  val day = "%02d".format(calendar.get(Calendar.DATE))
  val month = "%02d".format(calendar.get(Calendar.MONTH) + 1)
  val year = calendar.get(Calendar.YEAR)

  val directory = s"$baseDir/$year-$month-$day"

  // rest of the code goes here

Here, I am use the current date so that screenshots don’t override screenshots from previous changes.

After that, I will compute the name of the file where we will save the screenshot:

  val filename = url.replace(Host, "")
    .replaceAll("^/+", "") // trim leading '/'
    .replaceAll("/+$", "") // trim trailing '/'
    .replaceAll("/", "-") // replace '/' with '-'
    .replaceAll("^$", "homepage") // if it's empty string, then it's the home page

  //  rest of the code goes here

Now, we can open the webpage and set the screen dimension like in the following screen:


  dimensions.foreach { dimension =>
    val width = dimension.width
    val originalHeight = dimension.height

    val originalDimension = new Dimension(width, originalHeight)

    // rest of the code goes here


In this snippet, we open the page once, wait half a second to load, and then iterate over the dimensions and update the window size with each dimension. Also note that it’s important to call quit() to close all windows, and exit the driver.

Though the above-mentioned snippet will set the dimensions for the window, we won’t be able to get the full size screenshot for the pages that have a height greater than the height we set when defining the dimensions.

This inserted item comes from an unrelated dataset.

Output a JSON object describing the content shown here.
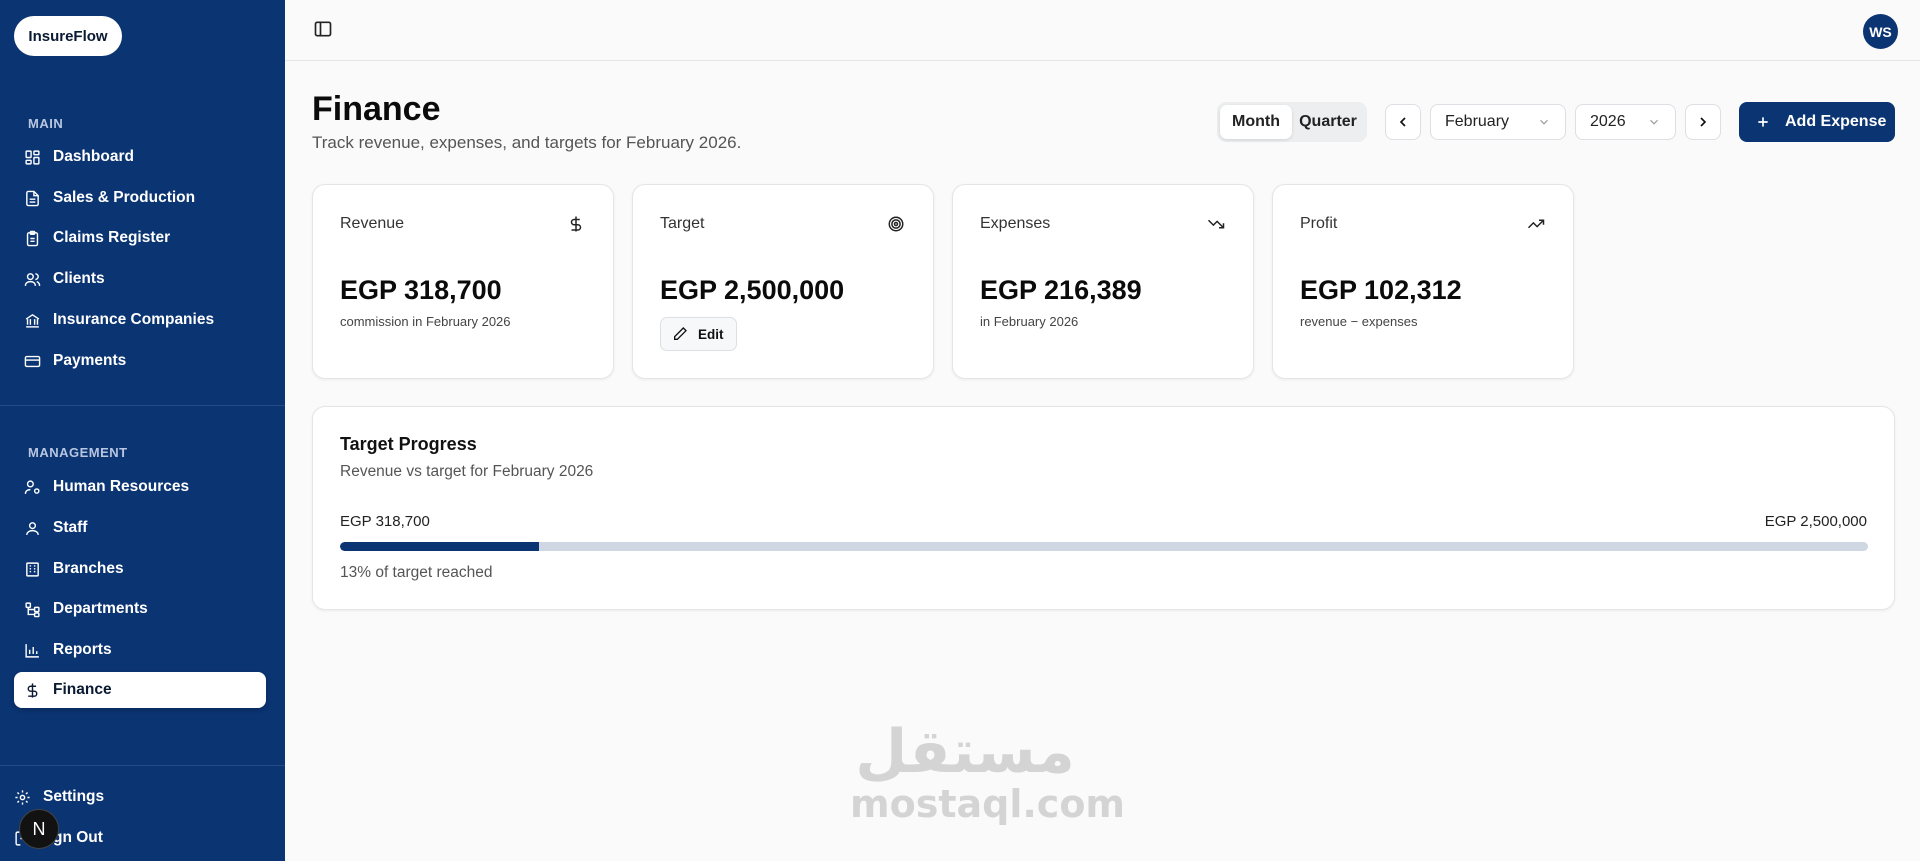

To fix this problem we are going to get the height of the body of the webpage and update the height of the window to match this value.

    val body = webDriver.findElementByTagName("body")
    val height = body.getSize.height

    val newDimension = new Dimension(width, height)
    // rest of the code goes here

Having done that, we are ready to get the full size screenshot with the following line:

val file = webDriver.getScreenshotAs(OutputType.FILE)

Lastly, we will save the screenshot to the local file system:

    val destination = s"$directory/$filename(${width}x$originalHeight).png"
    val destFile = new File(destination)
    FileUtils.copyFile(file, destFile)

And this is it!

You can find all these snippets on a GitHub project that I have created.


If you run the script (sbt run), you will see all the screenshots inside the screenshot folder on the root folder of your directory.

└── 2020-04-19
    ├── 2020-04-19-scala-script-for-fullsize-screenshots-for-different-screen-dimensions(1920x1080).png
    └── 2020-04-19-scala-script-for-fullsize-screenshots-for-different-screen-dimensions(414x896).png

Thinking about the future, a potential next step is to add support for different WebDrivers so that I could see how the website is rendered on different browsers. And maybe make it a more user-friendly CLI app that would accept arguments and options and provide some feedback to the user.

Lastly, it would be a great opportunity to try and use some libraries like ZIO to make it run concurrently and also make the code more testable.


To sum up, in this post, I have created a Scala project that uses Selenium to capture full size screenshots of a webpage for different screen sizes and save them on a local directory.

This could be of use if you make some UI changes on a webpage and you want to verify that everything looks great on different screen sizes, or if you want to keep a record of how the UI of a website evolves over time.

Thanks for reading this post, I hope you find it useful! Feel free to reach out to me on Twitter and share your comments about this post!